18 years ago the Surgeon General issued a report describing how important oral health is to our overall health. The report showed that oral health is related to chronic conditions like diabetes and can influence child learning and employment outcomes. Since the statement was made public, oral health has been improving among children in the United States. There are still oral health disparities by income and race that need to be addressed, but generally, the trends for children are headed in the right direction. More children are visiting the dentist, including those coming from low-income populations. Low-income children are “catching up” to high-income children regarding their dental care utilization rate.
Unfortunately, the same cannot be said about adults. Fewer adults are visiting the dentist, notably those in low-income populations. Income disparities in dental care utilization have grown for adults. The cost of dental care is the top reason adults are not visiting the dentist, and many studies, show that dental care is thought of as being the most expensive service in healthcare. Emergency department visits for preventable oral health conditions have skyrocketed over the past decade, a trend driven mainly by young and low-income adults.
Medicaid and the Children’s Health Insurance Program (CHIP), require dental coverage for children, covering 40 percent of children in the United States. The Affordable Care Act lists dental care for children as one of the ten essential health benefits.
The Affordable Care Act, Medicaid, and 22 state Medicaid programs view dental care for adults as either not essential, or won’t cover anything beyond emergency dental care services.
The ADA Health Policy Institute has released a comprehensive, state-by-state report on oral health and well-being in the United States showing how much of an impact oral health issues have on the lives of adults. Almost 30% of low-income adults say that the condition of their oral health affects how they interview for a job. Two out of five low-income adults say they have difficulty biting and chewing because of the state of their mouth and teeth. Nearly one in four reports they have reduced participation in social activities because of oral health issues. Most concerning is the sharp disparities in all aspects of oral health and well-being according to income level.
Expectations differ markedly by income, as well. While about half of high-income adults say, they expect to lose some of their teeth as they age, among low-income adults, this is a much higher 74 percent. Cost is the top reason for not visiting the dentist more frequently among all age and income groups, including high-income adults with private dental coverage.

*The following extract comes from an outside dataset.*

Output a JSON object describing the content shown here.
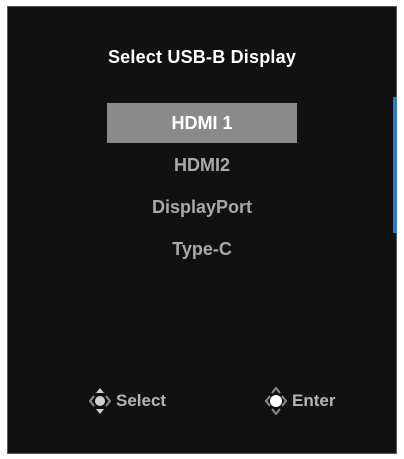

Looking at our current access to dental care, specifically the vast difference in dental care coverage for adults in comparison to children, a change is definitely in order with how dental care is handled in the U.S. health care system.
Adult dental benefits with Medicaid are optional and provide only primary coverage in most states. Putting a comprehensive dental interest for Medicaid adults in to place is estimated to cost on average $1.5 billion per year; the estimated state portion of this bill translates to about one percent of total Medicaid spending when about $1.6 billion is spent each year on hospital emergency room visits for dental conditions, of which about 33% is being paid for by Medicaid. Broadening adult dental benefits under Medicaid has been shown to increase access to care under proper enabling conditions.
The dental benefits for adults in both Medicaid programs as well as the private dental coverage market need to be reevaluated. With cost being the top reason why both Medicaid and privately insured adults bypass dental care clearly shows that the current dental insurance model is not anything.
Dental benefits should be constructed so that they pay for oral health and well-being – the things measured in the ADA Health Policy Institute survey. It could be modeled after the dental benefits for children in Medicaid and CHIP. Policymakers need to consider how children’s dental benefits are handled differently than adult dental benefits in health insurance marketplaces as well. There has been an increase in private medical insurance plans in the health insurance marketplaces covering dental benefits for children, but there are not as many options for adults, even though dental care is a high priority among adults, notably young adults when they are shopping around for insurance.
The definition and measure of oral health should be adjusted as well. The current focus is only on if there is a dental disease and it’s severity – typically limited to cavities and gum disease – and the type and how often dental care services are being used. There is not much emphasis on oral health and well-being in the United States compared to that of physical, social and emotional well-being. The new measures developed by the ADA Health Policy Institute are a considerable improvement in this area, but this should be treated as a starting point for other research organizations.
Even the Surgeon General said we could not be healthy without good oral health, so it is time for a significant change and more emphasis on healthy teeth.
At Implantation Dental Center in South Florida, we are passionate about the health and well-being of our patients. Implantation Dental Center provides the best prosthodontics, and periodontal services in South Florida, including dental implant placement, single implant crown, implant supported denture and bone and soft tissue regeneration. Call us today at 954-476-0770 to find out how we can help you smile with confidence.